The afternoon session began with an in-depth discussion on studies done into paving temperature differentials. Led by James Hedderich, Technical Marketing Specialist Paving Quality for MOBA Corporation, the discussion focused on the Washington State study from the 1990s that caused the push towards temperature testing for paving projects. As a result of that study, the 25° differential has become the industry norm, which has been reached in large part to the emergence of material transfer vehicles. As of today, 28 states require temperature testing, and the province of Quebec has also implemented the 25° standard. Can Ontario be far behind?

Using the PAVE-IR system, Hedderich demonstrated the testing and tracking methods that MOBA has developed for use on job sites. Their high-tech software allows pavers to see real-time data on the quality and consistency of the temperature of the asphalt being laid.

The focal point of the day came with the final session, a series of live product demonstrations and showcases of the newest equipment available to paving contractors in Canada.

The primary demonstration involved proper plate sampling techniques and the use of a splitter device for sample collection thanks to the crew from K.J. Beamish Construction Co., Ltd. The demo involved using a Cat AP1055E Paver from Toromont, mounted with the Trimble GCS900 3D paving system.

Once the primary lane of gravel was laid, Bill Wilcox from Dynapac Canada used a CC234HF with a hydraulic bucket attachment to demonstrate the grit spreading technique as discussed during his presentation about SMA pavements.

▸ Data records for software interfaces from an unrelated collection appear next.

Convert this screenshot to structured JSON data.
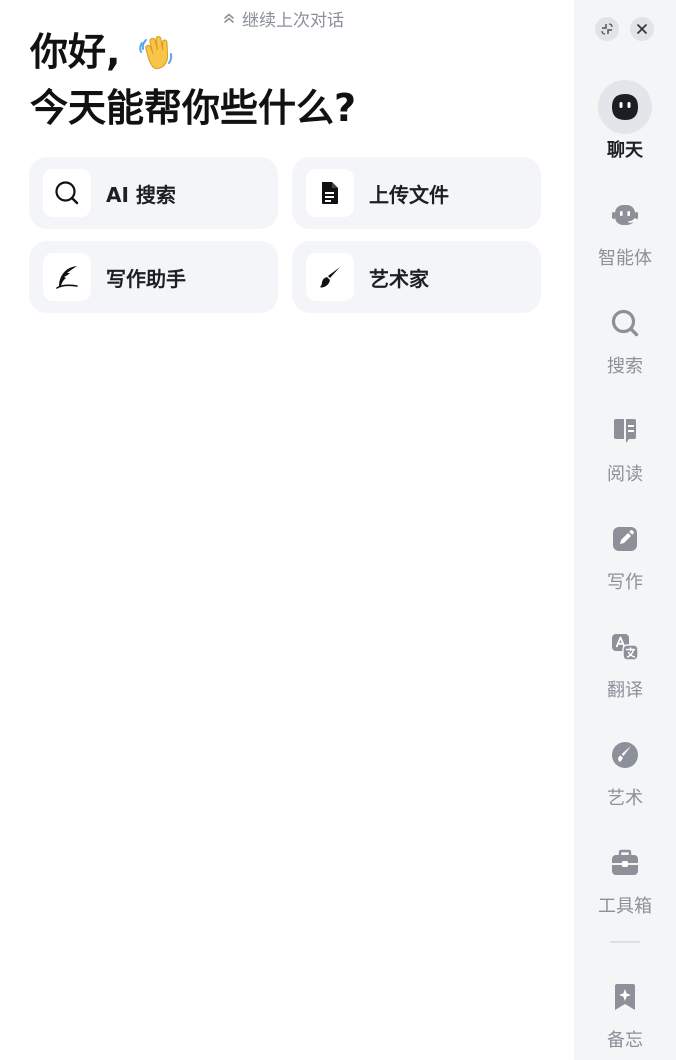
{
  "continue_link": {
    "label": "继续上次对话"
  },
  "greeting": {
    "line1": "你好,",
    "line2": "今天能帮你些什么?"
  },
  "cards": [
    {
      "label": "AI 搜索",
      "icon": "search-icon"
    },
    {
      "label": "上传文件",
      "icon": "document-icon"
    },
    {
      "label": "写作助手",
      "icon": "quill-icon"
    },
    {
      "label": "艺术家",
      "icon": "paintbrush-icon"
    }
  ],
  "window_controls": {
    "collapse_icon": "collapse-icon",
    "close_icon": "close-icon"
  },
  "sidebar": {
    "items": [
      {
        "label": "聊天",
        "icon": "chat-bot-icon",
        "active": true
      },
      {
        "label": "智能体",
        "icon": "agent-icon",
        "active": false
      },
      {
        "label": "搜索",
        "icon": "search-icon",
        "active": false
      },
      {
        "label": "阅读",
        "icon": "read-icon",
        "active": false
      },
      {
        "label": "写作",
        "icon": "edit-icon",
        "active": false
      },
      {
        "label": "翻译",
        "icon": "translate-icon",
        "active": false
      },
      {
        "label": "艺术",
        "icon": "art-icon",
        "active": false
      },
      {
        "label": "工具箱",
        "icon": "toolbox-icon",
        "active": false
      },
      {
        "label": "备忘",
        "icon": "bookmark-icon",
        "active": false
      }
    ]
  },
  "colors": {
    "sidebar_bg": "#f4f5f7",
    "card_bg": "#f4f5f8",
    "icon_gray": "#8c9099",
    "text_dark": "#1e1f24"
  }
}
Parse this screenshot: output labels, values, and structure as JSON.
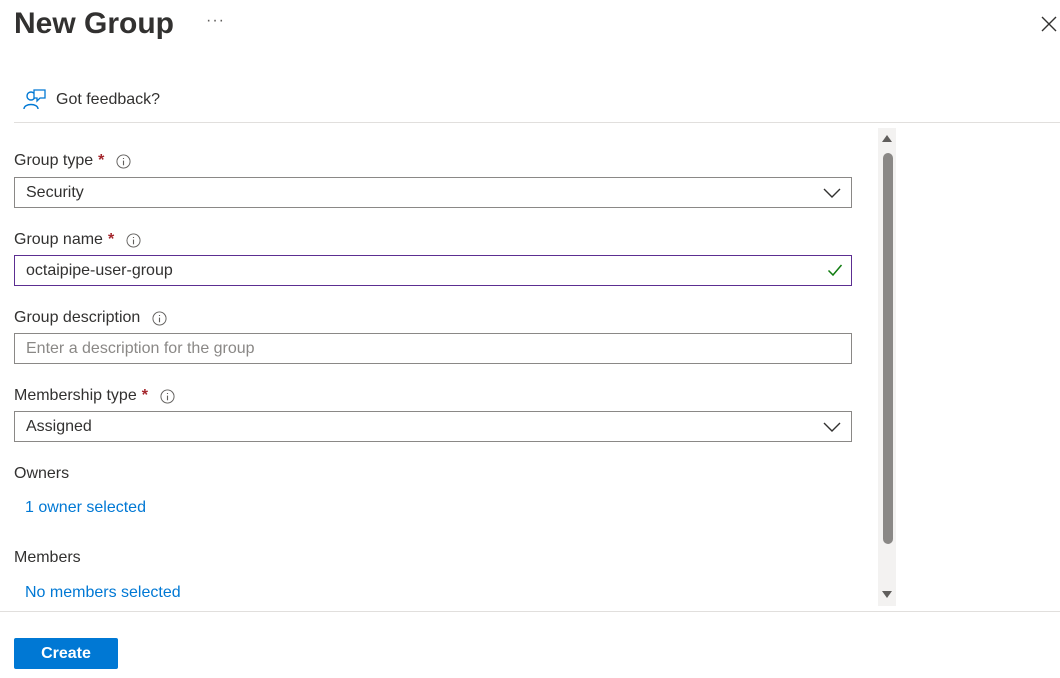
{
  "header": {
    "title": "New Group",
    "more_label": "···"
  },
  "feedback": {
    "label": "Got feedback?"
  },
  "form": {
    "group_type": {
      "label": "Group type",
      "required": "*",
      "value": "Security"
    },
    "group_name": {
      "label": "Group name",
      "required": "*",
      "value": "octaipipe-user-group"
    },
    "group_description": {
      "label": "Group description",
      "placeholder": "Enter a description for the group"
    },
    "membership_type": {
      "label": "Membership type",
      "required": "*",
      "value": "Assigned"
    },
    "owners": {
      "label": "Owners",
      "link": "1 owner selected"
    },
    "members": {
      "label": "Members",
      "link": "No members selected"
    }
  },
  "footer": {
    "create_label": "Create"
  },
  "colors": {
    "accent": "#0078d4",
    "required": "#a4262c",
    "valid": "#107c10",
    "focus": "#5c2e91"
  }
}
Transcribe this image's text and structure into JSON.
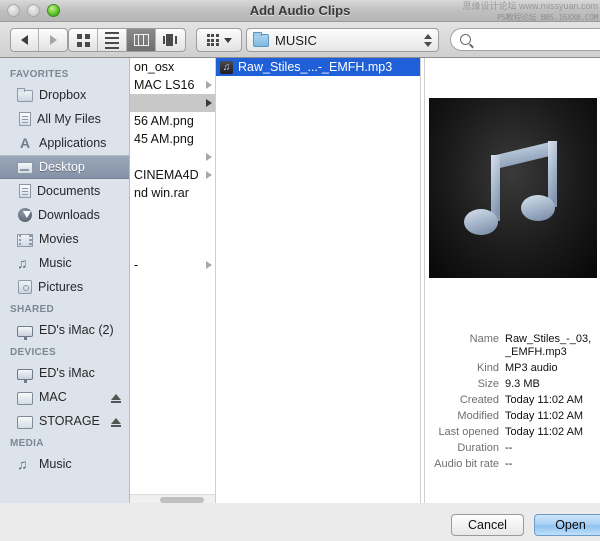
{
  "window": {
    "title": "Add Audio Clips",
    "traffic": {
      "close": "close-button",
      "minimize": "minimize-button",
      "zoom": "zoom-button"
    },
    "watermark_line1": "思缘设计论坛  www.missyuan.com",
    "watermark_line2": "PS教程论坛  BBS.16XX8.COM"
  },
  "toolbar": {
    "back": "back-arrow-icon",
    "forward": "forward-arrow-icon",
    "views": [
      {
        "name": "icon-view",
        "icon": "grid-icon",
        "active": false
      },
      {
        "name": "list-view",
        "icon": "list-icon",
        "active": false
      },
      {
        "name": "column-view",
        "icon": "columns-icon",
        "active": true
      },
      {
        "name": "coverflow-view",
        "icon": "coverflow-icon",
        "active": false
      }
    ],
    "arrange": {
      "icon": "arrange-grid-icon",
      "caret": "chevron-down-icon"
    },
    "path_popup": {
      "icon": "folder-icon",
      "label": "MUSIC",
      "stepper": "up-down-stepper-icon"
    },
    "search": {
      "icon": "search-icon",
      "value": "",
      "placeholder": ""
    }
  },
  "sidebar": {
    "sections": [
      {
        "title": "FAVORITES",
        "items": [
          {
            "label": "Dropbox",
            "icon": "folder-icon",
            "selected": false,
            "eject": false
          },
          {
            "label": "All My Files",
            "icon": "all-my-files-icon",
            "selected": false,
            "eject": false
          },
          {
            "label": "Applications",
            "icon": "applications-icon",
            "selected": false,
            "eject": false
          },
          {
            "label": "Desktop",
            "icon": "desktop-icon",
            "selected": true,
            "eject": false
          },
          {
            "label": "Documents",
            "icon": "documents-icon",
            "selected": false,
            "eject": false
          },
          {
            "label": "Downloads",
            "icon": "downloads-icon",
            "selected": false,
            "eject": false
          },
          {
            "label": "Movies",
            "icon": "movies-icon",
            "selected": false,
            "eject": false
          },
          {
            "label": "Music",
            "icon": "music-note-icon",
            "selected": false,
            "eject": false
          },
          {
            "label": "Pictures",
            "icon": "pictures-icon",
            "selected": false,
            "eject": false
          }
        ]
      },
      {
        "title": "SHARED",
        "items": [
          {
            "label": "ED's iMac (2)",
            "icon": "imac-icon",
            "selected": false,
            "eject": false
          }
        ]
      },
      {
        "title": "DEVICES",
        "items": [
          {
            "label": "ED's iMac",
            "icon": "imac-icon",
            "selected": false,
            "eject": false
          },
          {
            "label": "MAC",
            "icon": "harddisk-icon",
            "selected": false,
            "eject": true
          },
          {
            "label": "STORAGE",
            "icon": "harddisk-icon",
            "selected": false,
            "eject": true
          }
        ]
      },
      {
        "title": "MEDIA",
        "items": [
          {
            "label": "Music",
            "icon": "music-note-icon",
            "selected": false,
            "eject": false
          }
        ]
      }
    ]
  },
  "columns": [
    {
      "name": "column-one",
      "scrolled": true,
      "rows": [
        {
          "label": "on_osx",
          "state": "normal",
          "disclosure": false,
          "icon": null
        },
        {
          "label": "MAC LS16",
          "state": "normal",
          "disclosure": true,
          "icon": null
        },
        {
          "label": "",
          "state": "selected",
          "disclosure": true,
          "icon": null
        },
        {
          "label": "56 AM.png",
          "state": "normal",
          "disclosure": false,
          "icon": null
        },
        {
          "label": "45 AM.png",
          "state": "normal",
          "disclosure": false,
          "icon": null
        },
        {
          "label": "",
          "state": "normal",
          "disclosure": true,
          "icon": null
        },
        {
          "label": "CINEMA4D",
          "state": "normal",
          "disclosure": true,
          "icon": null
        },
        {
          "label": "nd win.rar",
          "state": "normal",
          "disclosure": false,
          "icon": null
        },
        {
          "label": "",
          "state": "normal",
          "disclosure": false,
          "icon": null
        },
        {
          "label": "",
          "state": "normal",
          "disclosure": false,
          "icon": null
        },
        {
          "label": "",
          "state": "normal",
          "disclosure": false,
          "icon": null
        },
        {
          "label": "-",
          "state": "normal",
          "disclosure": true,
          "icon": null
        }
      ]
    },
    {
      "name": "column-two",
      "scrolled": false,
      "rows": [
        {
          "label": "Raw_Stiles_...-_EMFH.mp3",
          "state": "highlighted",
          "disclosure": false,
          "icon": "mp3-file-icon"
        }
      ]
    }
  ],
  "preview": {
    "artwork": {
      "name": "album-artwork",
      "icon": "music-note-icon"
    },
    "fields": [
      {
        "key": "Name",
        "value": "Raw_Stiles_-_03,\n_EMFH.mp3"
      },
      {
        "key": "Kind",
        "value": "MP3 audio"
      },
      {
        "key": "Size",
        "value": "9.3 MB"
      },
      {
        "key": "Created",
        "value": "Today 11:02 AM"
      },
      {
        "key": "Modified",
        "value": "Today 11:02 AM"
      },
      {
        "key": "Last opened",
        "value": "Today 11:02 AM"
      },
      {
        "key": "Duration",
        "value": "--"
      },
      {
        "key": "Audio bit rate",
        "value": "--"
      }
    ]
  },
  "footer": {
    "cancel_label": "Cancel",
    "open_label": "Open"
  },
  "colors": {
    "selection_blue": "#1f5fd8",
    "default_button_blue": "#a7cff4",
    "sidebar_bg": "#dde3ea",
    "sidebar_selected": "#8592a8"
  }
}
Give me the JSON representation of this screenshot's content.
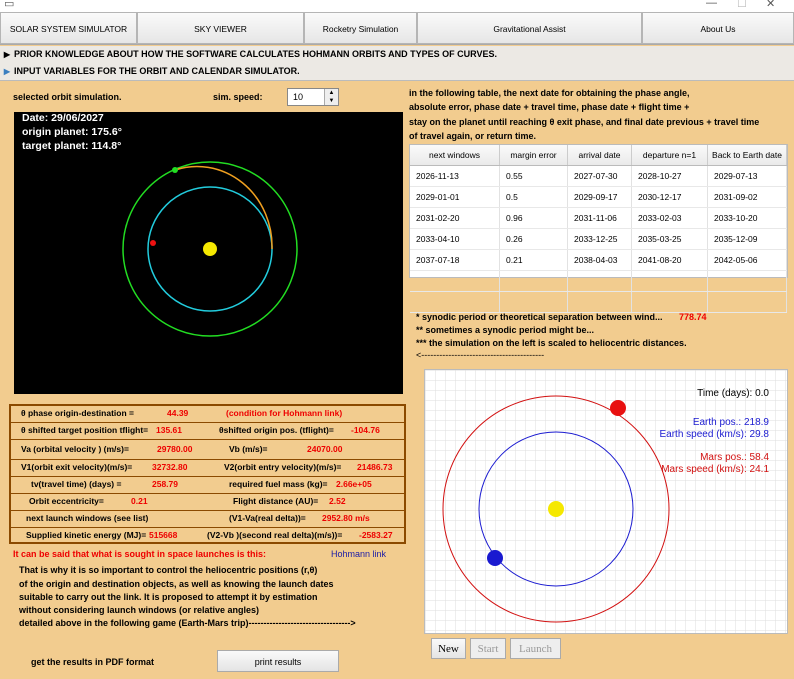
{
  "nav": {
    "tabs": [
      "SOLAR SYSTEM SIMULATOR",
      "SKY VIEWER",
      "Rocketry Simulation",
      "Gravitational Assist",
      "About Us"
    ]
  },
  "sections": {
    "prior_knowledge": "PRIOR KNOWLEDGE ABOUT HOW THE SOFTWARE CALCULATES HOHMANN ORBITS AND TYPES OF CURVES.",
    "input_vars": "INPUT VARIABLES FOR THE ORBIT AND CALENDAR SIMULATOR."
  },
  "controls": {
    "selected_orbit": "selected orbit simulation.",
    "sim_speed_label": "sim. speed:",
    "sim_speed_value": "10"
  },
  "orbit_panel": {
    "date": "Date: 29/06/2027",
    "origin": "origin planet: 175.6°",
    "target": "target planet: 114.8°"
  },
  "table_intro": [
    "in the following table, the next date for obtaining the phase angle,",
    "absolute error, phase date + travel time, phase date + flight time +",
    "stay on the planet until reaching θ exit phase, and final date previous + travel time",
    " of travel again, or return time."
  ],
  "table": {
    "headers": [
      "next windows",
      "margin error",
      "arrival date",
      "departure n=1",
      "Back to Earth date"
    ],
    "rows": [
      [
        "2026-11-13",
        "0.55",
        "2027-07-30",
        "2028-10-27",
        "2029-07-13"
      ],
      [
        "2029-01-01",
        "0.5",
        "2029-09-17",
        "2030-12-17",
        "2031-09-02"
      ],
      [
        "2031-02-20",
        "0.96",
        "2031-11-06",
        "2033-02-03",
        "2033-10-20"
      ],
      [
        "2033-04-10",
        "0.26",
        "2033-12-25",
        "2035-03-25",
        "2035-12-09"
      ],
      [
        "2037-07-18",
        "0.21",
        "2038-04-03",
        "2041-08-20",
        "2042-05-06"
      ],
      [
        "",
        "",
        "",
        "",
        ""
      ],
      [
        "",
        "",
        "",
        "",
        ""
      ]
    ]
  },
  "notes": {
    "synodic": " * synodic period or theoretical separation between wind...",
    "synodic_value": "778.74",
    "sometimes": "  ** sometimes a synodic period might be...",
    "scaled": "*** the simulation on the left is scaled to heliocentric distances.",
    "arrow": "<-----------------------------------------"
  },
  "data_box": {
    "phase_label": "θ phase origin-destination =",
    "phase_value": "44.39",
    "phase_cond": "(condition for Hohmann link)",
    "shifted_target_label": "θ shifted target position tflight=",
    "shifted_target_value": "135.61",
    "shifted_origin_label": "θshifted origin pos. (tflight)=",
    "shifted_origin_value": "-104.76",
    "va_label": "Va (orbital  velocity ) (m/s)=",
    "va_value": "29780.00",
    "vb_label": "Vb (m/s)=",
    "vb_value": "24070.00",
    "v1_label": "V1(orbit exit velocity)(m/s)=",
    "v1_value": "32732.80",
    "v2_label": "V2(orbit entry velocity)(m/s)=",
    "v2_value": "21486.73",
    "tv_label": "tv(travel time) (days) =",
    "tv_value": "258.79",
    "fuel_label": "required fuel mass (kg)=",
    "fuel_value": "2.66e+05",
    "ecc_label": "Orbit eccentricity=",
    "ecc_value": "0.21",
    "dist_label": "Flight distance (AU)=",
    "dist_value": "2.52",
    "launch_label": "next launch windows (see list)",
    "delta1_label": "(V1-Va(real delta))=",
    "delta1_value": "2952.80 m/s",
    "ke_label": "Supplied kinetic energy (MJ)=",
    "ke_value": "515668",
    "delta2_label": "(V2-Vb )(second real delta)(m/s))=",
    "delta2_value": "-2583.27"
  },
  "bottom_text": {
    "highlight": "It can be said that what is sought in space launches is this:",
    "hohmann_link": "Hohmann link",
    "lines": [
      "That is why it is so important to control the heliocentric positions (r,θ)",
      "of the origin and destination objects, as well as knowing the launch dates",
      "suitable to carry out the link. It is proposed to attempt it by estimation",
      "without considering launch windows (or relative angles)",
      "detailed above in the following game (Earth-Mars trip)---------------------------------->"
    ],
    "pdf_label": "get the results in PDF format",
    "print_button": "print results"
  },
  "sim": {
    "time": "Time (days): 0.0",
    "earth_pos": "Earth pos.: 218.9",
    "earth_speed": "Earth speed (km/s): 29.8",
    "mars_pos": "Mars pos.: 58.4",
    "mars_speed": "Mars speed (km/s): 24.1",
    "buttons": [
      "New",
      "Start",
      "Launch"
    ]
  },
  "colors": {
    "background": "#f2cc8f",
    "earth": "#1a1ad0",
    "mars": "#e81010",
    "sun": "#f5e800",
    "transfer": "#f0a020"
  }
}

Among the equipment available in static displays around the yard were two pieces of Roadtec equipment recently released at World of Asphalt: the RP-195e Paver and the SB2500e Shuttle Buggy. Those two machines are being distributed through a new company just opening its doors in Ontario: HMA in Orangeville. We hope to have an official announcement about this new business in the next few weeks.

Several other manufacturers had some of their newest paving machines on display around the yard, including Volvo, Hamm, John Deere, Dynapac, Cat, BOMAG and Weiler. Distributors were on hand to provide information on the equipment that was on display, but much of the talk steered towards what new equipment would be heading north of the border in the coming months. With all of the major manufacturers releasing new products for the industry, many of the attendees were eager to learn more about the newest products emerging in the paving industry.

The OHMPA will now focus its attention on four Partners in Quality discussions being held in various locations across the province. For more information, visit www.ohmpa.org.